→ Aim of the exercise:
Nothing in the records may be altered; repeat them exactly.

→ Source records:
----
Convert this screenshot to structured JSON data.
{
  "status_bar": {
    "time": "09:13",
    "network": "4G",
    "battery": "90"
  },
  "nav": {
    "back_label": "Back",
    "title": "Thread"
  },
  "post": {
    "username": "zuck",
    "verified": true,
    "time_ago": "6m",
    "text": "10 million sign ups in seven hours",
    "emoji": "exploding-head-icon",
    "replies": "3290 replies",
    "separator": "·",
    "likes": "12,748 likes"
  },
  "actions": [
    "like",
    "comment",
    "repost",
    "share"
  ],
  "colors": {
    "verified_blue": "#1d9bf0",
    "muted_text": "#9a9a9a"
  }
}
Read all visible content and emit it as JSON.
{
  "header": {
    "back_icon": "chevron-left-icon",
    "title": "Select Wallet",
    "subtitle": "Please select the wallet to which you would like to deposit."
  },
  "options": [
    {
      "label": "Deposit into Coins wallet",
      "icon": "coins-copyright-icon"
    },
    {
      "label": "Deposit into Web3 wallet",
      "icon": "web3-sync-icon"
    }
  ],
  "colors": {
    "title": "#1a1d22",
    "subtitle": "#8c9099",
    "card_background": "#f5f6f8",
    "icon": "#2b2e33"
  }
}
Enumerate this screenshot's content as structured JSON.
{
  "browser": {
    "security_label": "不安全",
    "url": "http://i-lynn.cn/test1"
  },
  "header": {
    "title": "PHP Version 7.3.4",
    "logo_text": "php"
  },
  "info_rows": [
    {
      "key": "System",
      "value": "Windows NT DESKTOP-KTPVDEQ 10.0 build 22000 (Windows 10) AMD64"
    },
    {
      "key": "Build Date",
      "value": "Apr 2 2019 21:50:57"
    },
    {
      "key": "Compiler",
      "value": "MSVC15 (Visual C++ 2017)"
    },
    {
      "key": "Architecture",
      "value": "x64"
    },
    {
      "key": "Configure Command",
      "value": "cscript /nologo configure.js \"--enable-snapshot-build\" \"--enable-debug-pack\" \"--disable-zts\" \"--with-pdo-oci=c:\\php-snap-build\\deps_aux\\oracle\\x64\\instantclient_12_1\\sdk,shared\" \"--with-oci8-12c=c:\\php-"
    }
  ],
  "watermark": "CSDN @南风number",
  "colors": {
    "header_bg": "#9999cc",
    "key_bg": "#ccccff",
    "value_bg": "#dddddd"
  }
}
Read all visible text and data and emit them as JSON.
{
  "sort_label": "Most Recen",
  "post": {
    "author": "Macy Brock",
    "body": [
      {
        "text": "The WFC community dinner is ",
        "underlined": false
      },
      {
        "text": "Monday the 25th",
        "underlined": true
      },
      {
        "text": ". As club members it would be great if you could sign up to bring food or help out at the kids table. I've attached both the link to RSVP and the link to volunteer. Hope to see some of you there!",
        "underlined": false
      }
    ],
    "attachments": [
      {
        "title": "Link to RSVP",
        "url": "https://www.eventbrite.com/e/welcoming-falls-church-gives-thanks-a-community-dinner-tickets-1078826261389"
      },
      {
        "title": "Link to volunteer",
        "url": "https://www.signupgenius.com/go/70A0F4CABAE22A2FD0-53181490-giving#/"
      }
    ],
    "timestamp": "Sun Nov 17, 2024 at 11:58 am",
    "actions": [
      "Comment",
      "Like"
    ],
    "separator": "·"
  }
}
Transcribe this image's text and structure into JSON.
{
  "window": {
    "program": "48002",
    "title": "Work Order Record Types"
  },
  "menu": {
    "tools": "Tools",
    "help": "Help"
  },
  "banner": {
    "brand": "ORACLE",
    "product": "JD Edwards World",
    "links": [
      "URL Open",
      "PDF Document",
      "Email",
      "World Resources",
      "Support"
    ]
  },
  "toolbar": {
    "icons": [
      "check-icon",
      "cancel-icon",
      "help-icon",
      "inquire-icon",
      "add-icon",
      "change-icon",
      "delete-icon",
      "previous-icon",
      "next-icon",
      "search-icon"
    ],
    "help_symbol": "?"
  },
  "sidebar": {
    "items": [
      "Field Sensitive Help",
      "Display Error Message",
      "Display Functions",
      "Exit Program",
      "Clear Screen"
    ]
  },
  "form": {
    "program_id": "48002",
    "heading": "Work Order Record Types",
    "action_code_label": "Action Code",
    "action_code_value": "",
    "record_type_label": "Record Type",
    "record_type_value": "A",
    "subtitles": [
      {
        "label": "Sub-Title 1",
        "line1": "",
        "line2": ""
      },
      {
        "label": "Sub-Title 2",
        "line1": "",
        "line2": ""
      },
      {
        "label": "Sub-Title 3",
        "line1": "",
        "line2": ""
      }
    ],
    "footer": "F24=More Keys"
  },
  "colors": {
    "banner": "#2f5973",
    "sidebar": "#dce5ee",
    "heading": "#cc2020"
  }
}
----
→ Response area:
Convert this screenshot to structured JSON data.
{
  "status_bar": {
    "time": "09:13",
    "network": "4G",
    "battery": "90"
  },
  "nav": {
    "back_label": "Back",
    "title": "Thread"
  },
  "post": {
    "username": "zuck",
    "verified": true,
    "time_ago": "6m",
    "text": "10 million sign ups in seven hours",
    "emoji": "exploding-head-icon",
    "replies": "3290 replies",
    "separator": "·",
    "likes": "12,748 likes"
  },
  "actions": [
    "like",
    "comment",
    "repost",
    "share"
  ],
  "colors": {
    "verified_blue": "#1d9bf0",
    "muted_text": "#9a9a9a"
  }
}
Read all visible content and emit it as JSON.
{
  "header": {
    "back_icon": "chevron-left-icon",
    "title": "Select Wallet",
    "subtitle": "Please select the wallet to which you would like to deposit."
  },
  "options": [
    {
      "label": "Deposit into Coins wallet",
      "icon": "coins-copyright-icon"
    },
    {
      "label": "Deposit into Web3 wallet",
      "icon": "web3-sync-icon"
    }
  ],
  "colors": {
    "title": "#1a1d22",
    "subtitle": "#8c9099",
    "card_background": "#f5f6f8",
    "icon": "#2b2e33"
  }
}
Enumerate this screenshot's content as structured JSON.
{
  "browser": {
    "security_label": "不安全",
    "url": "http://i-lynn.cn/test1"
  },
  "header": {
    "title": "PHP Version 7.3.4",
    "logo_text": "php"
  },
  "info_rows": [
    {
      "key": "System",
      "value": "Windows NT DESKTOP-KTPVDEQ 10.0 build 22000 (Windows 10) AMD64"
    },
    {
      "key": "Build Date",
      "value": "Apr 2 2019 21:50:57"
    },
    {
      "key": "Compiler",
      "value": "MSVC15 (Visual C++ 2017)"
    },
    {
      "key": "Architecture",
      "value": "x64"
    },
    {
      "key": "Configure Command",
      "value": "cscript /nologo configure.js \"--enable-snapshot-build\" \"--enable-debug-pack\" \"--disable-zts\" \"--with-pdo-oci=c:\\php-snap-build\\deps_aux\\oracle\\x64\\instantclient_12_1\\sdk,shared\" \"--with-oci8-12c=c:\\php-"
    }
  ],
  "watermark": "CSDN @南风number",
  "colors": {
    "header_bg": "#9999cc",
    "key_bg": "#ccccff",
    "value_bg": "#dddddd"
  }
}
Read all visible text and data and emit them as JSON.
{
  "sort_label": "Most Recen",
  "post": {
    "author": "Macy Brock",
    "body": [
      {
        "text": "The WFC community dinner is ",
        "underlined": false
      },
      {
        "text": "Monday the 25th",
        "underlined": true
      },
      {
        "text": ". As club members it would be great if you could sign up to bring food or help out at the kids table. I've attached both the link to RSVP and the link to volunteer. Hope to see some of you there!",
        "underlined": false
      }
    ],
    "attachments": [
      {
        "title": "Link to RSVP",
        "url": "https://www.eventbrite.com/e/welcoming-falls-church-gives-thanks-a-community-dinner-tickets-1078826261389"
      },
      {
        "title": "Link to volunteer",
        "url": "https://www.signupgenius.com/go/70A0F4CABAE22A2FD0-53181490-giving#/"
      }
    ],
    "timestamp": "Sun Nov 17, 2024 at 11:58 am",
    "actions": [
      "Comment",
      "Like"
    ],
    "separator": "·"
  }
}
Transcribe this image's text and structure into JSON.
{
  "window": {
    "program": "48002",
    "title": "Work Order Record Types"
  },
  "menu": {
    "tools": "Tools",
    "help": "Help"
  },
  "banner": {
    "brand": "ORACLE",
    "product": "JD Edwards World",
    "links": [
      "URL Open",
      "PDF Document",
      "Email",
      "World Resources",
      "Support"
    ]
  },
  "toolbar": {
    "icons": [
      "check-icon",
      "cancel-icon",
      "help-icon",
      "inquire-icon",
      "add-icon",
      "change-icon",
      "delete-icon",
      "previous-icon",
      "next-icon",
      "search-icon"
    ],
    "help_symbol": "?"
  },
  "sidebar": {
    "items": [
      "Field Sensitive Help",
      "Display Error Message",
      "Display Functions",
      "Exit Program",
      "Clear Screen"
    ]
  },
  "form": {
    "program_id": "48002",
    "heading": "Work Order Record Types",
    "action_code_label": "Action Code",
    "action_code_value": "",
    "record_type_label": "Record Type",
    "record_type_value": "A",
    "subtitles": [
      {
        "label": "Sub-Title 1",
        "line1": "",
        "line2": ""
      },
      {
        "label": "Sub-Title 2",
        "line1": "",
        "line2": ""
      },
      {
        "label": "Sub-Title 3",
        "line1": "",
        "line2": ""
      }
    ],
    "footer": "F24=More Keys"
  },
  "colors": {
    "banner": "#2f5973",
    "sidebar": "#dce5ee",
    "heading": "#cc2020"
  }
}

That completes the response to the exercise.